Ever since I received a copy from Evanger’s of their lab report (also posted on the company’s web site), I have been trying to figure out how FDA could possibly determine that there was no duck meat present in their sample of dog food, while Genetic ID – the third-party lab used by Evanger – found duck DNA in the sample that was submitted to them for testing.

My first thought was that there was may have been a significant difference in lab methods used by FDA and Genetic ID. That thought was quashed earlier today, when I ascertained from FDA that the agency used a PCR method – the same type of method as the one used by Genetic ID. Even a slight difference in technique would not be enough to explain a total lack of positive duck meat reaction in FDA’s hands.

I was stymied until I revisited the wording of the FDA warning letter and compared it to the wording of the information released by Evanger.

Here’s the relevant portion of the Evanger statement:

“Our results show that, in fact, Evanger’s brand Super Premium Duck was detected positive for duck…”

And here’s the relevant statement from the FDA warning letter:

“The labeling indicates that Evanger’s Grain-free Duck Pet Food contains duck, but the analytical sample results did not detect the presence of duck in the product.”

A quick review of Evanger’s website brought everything into focus.
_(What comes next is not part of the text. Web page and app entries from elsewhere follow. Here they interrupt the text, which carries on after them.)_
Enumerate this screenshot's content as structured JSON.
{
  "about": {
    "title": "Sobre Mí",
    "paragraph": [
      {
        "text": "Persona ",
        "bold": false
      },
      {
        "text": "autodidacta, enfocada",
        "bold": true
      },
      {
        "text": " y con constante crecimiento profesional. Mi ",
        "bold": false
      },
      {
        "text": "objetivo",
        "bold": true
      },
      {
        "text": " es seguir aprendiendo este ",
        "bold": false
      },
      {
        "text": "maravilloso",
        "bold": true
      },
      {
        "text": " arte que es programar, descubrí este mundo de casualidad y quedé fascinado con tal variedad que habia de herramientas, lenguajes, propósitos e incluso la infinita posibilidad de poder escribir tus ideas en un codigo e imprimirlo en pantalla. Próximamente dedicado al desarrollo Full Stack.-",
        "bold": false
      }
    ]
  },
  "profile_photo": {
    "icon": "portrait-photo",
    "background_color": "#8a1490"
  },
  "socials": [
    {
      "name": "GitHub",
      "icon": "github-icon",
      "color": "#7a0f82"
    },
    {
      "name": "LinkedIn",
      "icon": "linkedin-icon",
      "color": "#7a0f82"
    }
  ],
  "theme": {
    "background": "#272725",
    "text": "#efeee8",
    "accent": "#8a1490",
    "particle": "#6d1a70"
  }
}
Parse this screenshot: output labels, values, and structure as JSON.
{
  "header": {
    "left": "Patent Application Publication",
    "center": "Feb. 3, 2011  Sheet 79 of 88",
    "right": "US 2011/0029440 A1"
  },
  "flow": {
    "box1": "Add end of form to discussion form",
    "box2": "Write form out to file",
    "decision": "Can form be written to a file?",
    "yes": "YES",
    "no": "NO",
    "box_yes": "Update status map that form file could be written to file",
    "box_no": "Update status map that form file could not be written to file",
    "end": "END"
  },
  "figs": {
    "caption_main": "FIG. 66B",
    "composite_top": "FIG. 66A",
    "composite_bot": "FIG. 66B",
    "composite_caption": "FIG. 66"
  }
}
Super Premium Duck and Grain-Free Duck are two VERY different products!

I challenge Evanger’s to submit samples of the same batch of Grain-Free Duck dog food analyzed by FDA to a third-party lab for testing.

Anyone care to speculate on the outcome?